Osteocytes are stored individually in lacunae. They send out thin, long processes of cytoplasm that are stored in narrow canals in the bone matrix ( canaliculi ossium ). The processes of neighboring osteocytes are in contact with numerous nexuses . Using nexus, osteocytes communicate with each other, but also with the inner and outer surface of the bone (nutrient supply). Sometimes this chain can form up to 15 cells. Compared to osteoblasts, osteocytes have a smaller nucleus with more heterochromatin. They also have less developed GER, smaller GK and a small number of lysosomes. After resorption, the bone tissues degenerate or turn into osteoblasts again. They are necessary for the existence of the intercellular matrix, they have the ability to synthesize the matrix to a small extent and also participate in its resorption.
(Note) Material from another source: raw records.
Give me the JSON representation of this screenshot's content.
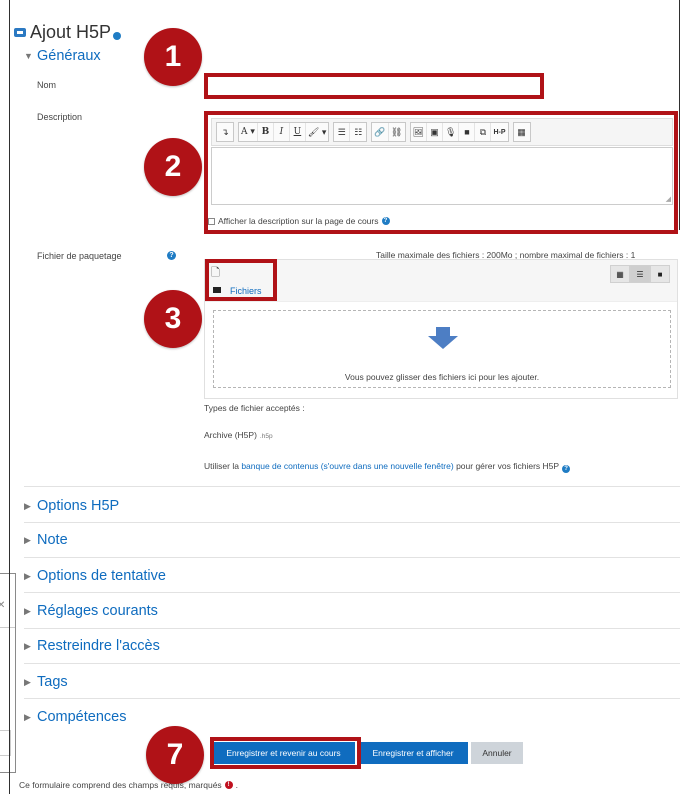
{
  "page": {
    "title": "Ajout H5P",
    "sections": {
      "generaux": "Généraux",
      "options_h5p": "Options H5P",
      "note": "Note",
      "options_tentative": "Options de tentative",
      "reglages_courants": "Réglages courants",
      "restreindre": "Restreindre l'accès",
      "tags": "Tags",
      "competences": "Compétences"
    }
  },
  "form": {
    "nom_label": "Nom",
    "nom_value": "",
    "description_label": "Description",
    "description_value": "",
    "show_description_label": "Afficher la description sur la page de cours",
    "show_description_checked": false,
    "toolbar": [
      "↴",
      "A ▾",
      "B",
      "I",
      "U",
      "🖌 ▾",
      "☰",
      "☷",
      "🔗",
      "⛓",
      "🖼",
      "▣",
      "🎙",
      "■",
      "⧉",
      "H-P",
      "▦"
    ],
    "fichier_label": "Fichier de paquetage",
    "max_size_text": "Taille maximale des fichiers : 200Mo ; nombre maximal de fichiers : 1",
    "filepicker": {
      "folder_label": "Fichiers",
      "drop_text": "Vous pouvez glisser des fichiers ici pour les ajouter.",
      "view_icons": [
        "grid-view-icon",
        "list-view-icon",
        "tree-view-icon"
      ]
    },
    "accepted_types_label": "Types de fichier acceptés :",
    "accepted_type": "Archive (H5P)",
    "accepted_ext": ".h5p",
    "content_bank_text_before": "Utiliser la ",
    "content_bank_link": "banque de contenus (s'ouvre dans une nouvelle fenêtre)",
    "content_bank_text_after": " pour gérer vos fichiers H5P"
  },
  "buttons": {
    "save_return": "Enregistrer et revenir au cours",
    "save_display": "Enregistrer et afficher",
    "cancel": "Annuler"
  },
  "footer": {
    "required_text": "Ce formulaire comprend des champs requis, marqués",
    "suffix": "."
  },
  "callouts": [
    "1",
    "2",
    "3",
    "7"
  ],
  "colors": {
    "accent": "#0f6cbf",
    "highlight": "#b01217",
    "secondary_button": "#ced4da"
  }
}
Osteoclasts[edit | edit source]


These are free cells of bone tissue. Osteoclasts are large motile cells with numerous processes. It is located on the surface of bone tissue in small depressions → Howship's lacunae. They contain 2–50 nuclei, a large amount of acidophilic cytoplasm with numerous free polysomes. They have not very developed GER, GK, numerous mitochondria and a lot of lysosomes. Osteoclasts have a complex structure of the osteoclast surface - they create so-called invaginations, which significantly increase the resorption surface of the cell → wavy edge. Separated from the rest of the cytoplasm by a light zone without cell organelles (only numerous elements of the cytoskeleton). Lysosomes empty into the area below the wavy edge, creating a low pH environment (the presence of organic acids that osteoclasts produce to a small extent). In the folds of the wavy edge there are numerous crystals of calcium salts and small vesicles.

Osteoclasts belong to the monocytomacrophage system . They develop from a hemocytoblast (a hemopoietic stem cell in the bone marrow ). The immediate precursors of osteoclasts are monocytes (osteoclasts are formed by their fusion).

Intercellular mass[edit | edit source]

Intercellular matter has two components - fibrous and amorphous.

  • Fibrous component – ​​collagen fibers (collagen I) – 95% of the organic matter of bone.
  • Amorphous component – ​​proteoglycans containing chondroitin sulfate and keratan sulfate, structural glycoproteins (isolated osteonectin, sialoprotein, osteocalcin).

Inorganic substances make up 50% of the dry weight of the bone matrix.

  • Calcium ions, phosphate ions, magnesium, potassium, sodium ions, citrate and carbonate ions.
  • Calcium and phosphate ions mainly in the form of hydroxyapatite crystals (dimensions 40 × 25 × 3 nm).
  • On the surface of the crystals, hydroxyapatite molecules are found in a hydrated form – a layer of saturated solution facilitates the release of calcium ions from the bones.
  • The connection of collagen fibers and hydroxyapatite is the reason for the strength of bone tissue.

Links[edit | edit source]

Related articles[edit | edit source]

Sources[edit | edit source]

  • JUNQUEIRA, L. Carlos – CARNEIRO, José – KELLEY, Robert O.. Základy histologie. 7. edition. H & H, 1997. pp. 502. ISBN 80-85787-37-7.